The Duterte administration is now aiming to finish a revision of the water concession contract before 2019 ends. This drafting of new version will eliminate provisions that president Duterte found onerous and clearly not in favor to the interest of the government and the general public. Aside from its problematic extension grant which was already deemed valid until 2037 when in legality the 1997 agreement was set to expire in 2022, President Duterte, along with the Justice department, discovered that there are dozens more burdensome provisions in the contract, then signed by president Fidel V. Ramos during his term and then extended by Gloria Macapagal-Arroyo in 2009.
One particular example that is very worrying is the proscription of the government from interfering with the price-setting and from insurances in case of possible losses. Prohibiting the government from meddling would allow these two giant distributors take advantage on the consumer. This is one of the main reasons why the contract is being scrutinized right now. However, it was also thought that this is president Duterte’s clever response to the penalties (P10.8 billion) that Manila Water and Maynilad wanted to collect from the government.
Regarding the crafting of the new water concession agreement, Justice Sec. Menardo I. Guevarra said:

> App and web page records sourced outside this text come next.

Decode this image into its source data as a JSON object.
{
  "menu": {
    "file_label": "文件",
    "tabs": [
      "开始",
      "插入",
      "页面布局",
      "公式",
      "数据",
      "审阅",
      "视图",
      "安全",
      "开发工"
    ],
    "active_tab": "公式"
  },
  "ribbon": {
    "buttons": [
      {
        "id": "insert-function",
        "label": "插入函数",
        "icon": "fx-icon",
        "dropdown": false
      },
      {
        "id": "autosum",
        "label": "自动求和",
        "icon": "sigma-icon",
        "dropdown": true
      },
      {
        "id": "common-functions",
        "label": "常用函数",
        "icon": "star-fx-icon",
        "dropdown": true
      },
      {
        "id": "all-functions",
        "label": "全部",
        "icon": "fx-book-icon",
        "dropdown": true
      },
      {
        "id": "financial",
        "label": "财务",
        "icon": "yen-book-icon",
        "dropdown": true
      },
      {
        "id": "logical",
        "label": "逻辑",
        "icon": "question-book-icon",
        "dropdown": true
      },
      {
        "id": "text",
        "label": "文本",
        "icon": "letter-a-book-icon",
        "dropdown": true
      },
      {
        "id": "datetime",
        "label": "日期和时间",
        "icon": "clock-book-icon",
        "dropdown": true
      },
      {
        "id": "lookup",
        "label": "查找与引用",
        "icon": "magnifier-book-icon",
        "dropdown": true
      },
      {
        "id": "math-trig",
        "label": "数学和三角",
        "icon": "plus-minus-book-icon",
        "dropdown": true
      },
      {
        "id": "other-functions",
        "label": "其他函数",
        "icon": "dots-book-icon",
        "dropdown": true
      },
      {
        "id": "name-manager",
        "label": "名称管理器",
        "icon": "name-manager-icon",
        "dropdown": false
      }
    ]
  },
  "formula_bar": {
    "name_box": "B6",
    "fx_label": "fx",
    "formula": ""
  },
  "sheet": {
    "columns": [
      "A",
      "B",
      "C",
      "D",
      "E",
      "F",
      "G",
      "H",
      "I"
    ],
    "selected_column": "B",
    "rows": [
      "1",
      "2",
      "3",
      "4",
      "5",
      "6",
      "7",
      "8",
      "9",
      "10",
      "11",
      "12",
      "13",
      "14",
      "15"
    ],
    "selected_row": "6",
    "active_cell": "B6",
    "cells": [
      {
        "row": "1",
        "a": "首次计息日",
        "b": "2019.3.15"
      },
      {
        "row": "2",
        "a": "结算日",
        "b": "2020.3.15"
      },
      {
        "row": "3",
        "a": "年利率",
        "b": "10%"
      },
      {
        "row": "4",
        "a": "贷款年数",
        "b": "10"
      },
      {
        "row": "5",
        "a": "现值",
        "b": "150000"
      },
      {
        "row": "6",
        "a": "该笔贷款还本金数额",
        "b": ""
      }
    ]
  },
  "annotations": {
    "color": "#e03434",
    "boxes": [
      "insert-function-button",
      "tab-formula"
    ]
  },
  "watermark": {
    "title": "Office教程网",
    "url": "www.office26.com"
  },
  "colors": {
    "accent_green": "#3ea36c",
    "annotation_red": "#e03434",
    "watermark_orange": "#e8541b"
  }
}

“We are still forming our team that will come up with the government version of the water concessionaire agreements. We hope to be able to come up with the revised version of a water concession agreement that has not include the onerous provisions… before the year is over”.
Economic sabotage and economic plunder
In further speeches, President Duterte threatened the 2 giant water conglomerates about the different ways his government can take over the water supply. Aside from stating that he can order the Armed Forces of the Philippines to manage the water operation if these corporations do not cooperate, he also said he can suspend the Writ of Habeas Corpus for these billionaires so he can send them to jail for economic plunder and sabotage. Strangely enough, on another occasion President Duterte also stated that he can create a “revolutionary government” to deal with the problem if things get worst.
Fidel Ramos, as a president who signed the 1997 concession agreement and Gloria Macapagal-Arroyo, as the president during its extension in the year 2009, might possibly face charges of graft as “conspirators” of the onerous concession agreement that the president wants to reform. Regarding this issue, Presidential Spokesperson Salvador Panelo said:
“If they (Ramos and Arroyo) are part of the conspiracy, they can be sued. If they are not, they cannot be charged”.
Meanwhile, regarding the president’s warnings to these 2 giant tycoons, Randy Estrellado, the chief operating officer of Maynilad said last week:
“We understand where they’re coming from and we are willing to sit down and look at the concession…We are fairly confident that we did nothing wrong.”